Exercise
For each line of the data below, copy it if it holds the word "this".

(Records drawn from a dataset)
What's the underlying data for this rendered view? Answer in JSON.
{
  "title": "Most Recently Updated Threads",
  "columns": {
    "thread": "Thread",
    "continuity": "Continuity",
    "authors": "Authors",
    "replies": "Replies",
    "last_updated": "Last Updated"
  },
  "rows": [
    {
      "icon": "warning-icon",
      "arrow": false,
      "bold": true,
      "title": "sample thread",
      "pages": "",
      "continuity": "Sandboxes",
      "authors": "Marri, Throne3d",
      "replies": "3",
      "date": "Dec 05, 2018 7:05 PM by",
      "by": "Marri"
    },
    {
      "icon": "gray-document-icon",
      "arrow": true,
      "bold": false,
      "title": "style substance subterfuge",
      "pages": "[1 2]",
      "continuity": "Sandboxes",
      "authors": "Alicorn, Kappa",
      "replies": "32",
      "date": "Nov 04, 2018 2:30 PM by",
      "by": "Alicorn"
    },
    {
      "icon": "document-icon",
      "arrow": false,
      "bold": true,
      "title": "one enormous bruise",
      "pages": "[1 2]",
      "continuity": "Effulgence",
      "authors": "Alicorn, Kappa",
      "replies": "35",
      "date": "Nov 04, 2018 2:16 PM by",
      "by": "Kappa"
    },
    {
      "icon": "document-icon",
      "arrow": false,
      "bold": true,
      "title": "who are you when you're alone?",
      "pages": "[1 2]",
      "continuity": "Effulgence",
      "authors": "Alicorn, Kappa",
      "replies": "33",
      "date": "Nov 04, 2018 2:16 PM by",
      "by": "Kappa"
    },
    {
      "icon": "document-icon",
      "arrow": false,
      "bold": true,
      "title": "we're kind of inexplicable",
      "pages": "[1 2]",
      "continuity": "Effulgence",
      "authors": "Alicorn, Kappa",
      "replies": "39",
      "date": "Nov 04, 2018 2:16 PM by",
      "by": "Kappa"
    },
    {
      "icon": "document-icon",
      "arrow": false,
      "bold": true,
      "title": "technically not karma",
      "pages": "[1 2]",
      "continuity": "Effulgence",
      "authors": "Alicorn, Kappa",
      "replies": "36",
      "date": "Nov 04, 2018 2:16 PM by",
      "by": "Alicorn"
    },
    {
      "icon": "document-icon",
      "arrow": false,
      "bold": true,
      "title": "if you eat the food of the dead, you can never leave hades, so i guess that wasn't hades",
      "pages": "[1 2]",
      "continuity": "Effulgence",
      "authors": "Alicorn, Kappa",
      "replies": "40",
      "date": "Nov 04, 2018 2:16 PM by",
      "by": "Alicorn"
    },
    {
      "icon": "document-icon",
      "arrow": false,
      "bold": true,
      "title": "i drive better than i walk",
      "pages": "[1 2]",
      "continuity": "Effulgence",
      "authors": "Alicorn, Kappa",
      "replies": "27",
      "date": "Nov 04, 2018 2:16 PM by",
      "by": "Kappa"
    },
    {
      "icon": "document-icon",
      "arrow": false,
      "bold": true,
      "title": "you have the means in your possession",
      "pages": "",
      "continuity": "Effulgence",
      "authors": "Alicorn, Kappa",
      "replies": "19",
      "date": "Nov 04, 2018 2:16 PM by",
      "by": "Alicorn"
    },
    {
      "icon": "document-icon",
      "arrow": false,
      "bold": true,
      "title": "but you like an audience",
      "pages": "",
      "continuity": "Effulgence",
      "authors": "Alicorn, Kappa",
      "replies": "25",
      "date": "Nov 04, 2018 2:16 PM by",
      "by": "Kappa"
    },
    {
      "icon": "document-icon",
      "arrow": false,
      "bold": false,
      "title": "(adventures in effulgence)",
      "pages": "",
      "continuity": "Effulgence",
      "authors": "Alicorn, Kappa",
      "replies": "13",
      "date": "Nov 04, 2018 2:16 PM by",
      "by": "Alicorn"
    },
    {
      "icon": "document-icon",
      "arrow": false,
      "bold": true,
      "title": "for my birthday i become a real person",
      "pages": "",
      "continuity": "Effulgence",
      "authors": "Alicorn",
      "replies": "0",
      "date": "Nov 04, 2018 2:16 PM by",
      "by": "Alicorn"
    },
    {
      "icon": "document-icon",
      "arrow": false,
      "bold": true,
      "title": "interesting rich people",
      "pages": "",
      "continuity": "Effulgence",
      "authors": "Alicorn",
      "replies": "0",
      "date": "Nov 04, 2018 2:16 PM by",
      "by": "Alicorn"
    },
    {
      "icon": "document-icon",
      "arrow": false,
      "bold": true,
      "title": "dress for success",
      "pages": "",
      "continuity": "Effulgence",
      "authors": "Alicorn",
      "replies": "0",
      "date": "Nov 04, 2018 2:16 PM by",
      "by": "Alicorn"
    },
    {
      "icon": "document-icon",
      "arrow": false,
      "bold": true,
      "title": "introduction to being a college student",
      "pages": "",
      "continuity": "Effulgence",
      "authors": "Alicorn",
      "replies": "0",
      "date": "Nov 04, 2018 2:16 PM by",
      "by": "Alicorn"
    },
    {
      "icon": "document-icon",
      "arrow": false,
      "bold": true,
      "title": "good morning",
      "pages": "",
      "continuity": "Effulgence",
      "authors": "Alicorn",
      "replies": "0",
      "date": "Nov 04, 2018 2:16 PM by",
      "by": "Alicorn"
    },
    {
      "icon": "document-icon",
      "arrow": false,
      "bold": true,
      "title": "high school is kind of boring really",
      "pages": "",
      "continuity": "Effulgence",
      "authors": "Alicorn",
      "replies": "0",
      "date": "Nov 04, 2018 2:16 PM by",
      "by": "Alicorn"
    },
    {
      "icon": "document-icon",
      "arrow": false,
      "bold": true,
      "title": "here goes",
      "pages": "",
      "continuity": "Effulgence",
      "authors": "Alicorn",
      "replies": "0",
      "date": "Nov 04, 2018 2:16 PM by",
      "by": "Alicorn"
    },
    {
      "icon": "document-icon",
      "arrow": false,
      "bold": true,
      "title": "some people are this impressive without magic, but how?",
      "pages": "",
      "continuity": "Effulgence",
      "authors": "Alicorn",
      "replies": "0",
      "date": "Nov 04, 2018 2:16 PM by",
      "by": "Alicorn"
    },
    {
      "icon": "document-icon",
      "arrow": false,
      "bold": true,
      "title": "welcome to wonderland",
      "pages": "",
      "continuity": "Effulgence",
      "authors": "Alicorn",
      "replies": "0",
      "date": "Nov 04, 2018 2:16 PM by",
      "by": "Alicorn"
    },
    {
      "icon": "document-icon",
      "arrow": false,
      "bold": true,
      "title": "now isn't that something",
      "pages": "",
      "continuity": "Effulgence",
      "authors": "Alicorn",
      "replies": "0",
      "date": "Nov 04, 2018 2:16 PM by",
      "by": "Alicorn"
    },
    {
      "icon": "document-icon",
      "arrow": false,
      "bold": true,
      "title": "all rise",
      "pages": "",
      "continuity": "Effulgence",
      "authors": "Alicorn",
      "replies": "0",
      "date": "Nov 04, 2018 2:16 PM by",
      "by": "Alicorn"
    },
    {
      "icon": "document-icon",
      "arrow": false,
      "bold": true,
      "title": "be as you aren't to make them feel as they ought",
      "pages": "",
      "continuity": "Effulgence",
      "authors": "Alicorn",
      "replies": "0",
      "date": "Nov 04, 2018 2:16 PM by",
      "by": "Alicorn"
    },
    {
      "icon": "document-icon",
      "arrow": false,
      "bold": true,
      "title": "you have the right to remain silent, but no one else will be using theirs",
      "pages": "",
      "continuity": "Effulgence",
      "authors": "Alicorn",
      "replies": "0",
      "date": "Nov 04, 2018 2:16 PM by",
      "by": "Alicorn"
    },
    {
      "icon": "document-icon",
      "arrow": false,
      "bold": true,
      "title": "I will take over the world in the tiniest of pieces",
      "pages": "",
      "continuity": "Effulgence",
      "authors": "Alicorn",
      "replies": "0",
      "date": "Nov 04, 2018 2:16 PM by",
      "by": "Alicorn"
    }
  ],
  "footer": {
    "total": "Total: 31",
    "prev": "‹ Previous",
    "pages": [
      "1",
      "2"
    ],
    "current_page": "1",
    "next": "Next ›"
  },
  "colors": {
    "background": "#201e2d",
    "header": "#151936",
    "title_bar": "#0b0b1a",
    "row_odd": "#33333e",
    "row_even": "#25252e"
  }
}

Solution to the problem
What's the underlying data for this rendered view? Answer in JSON.
      "title": "some people are this impressive without magic, but how?",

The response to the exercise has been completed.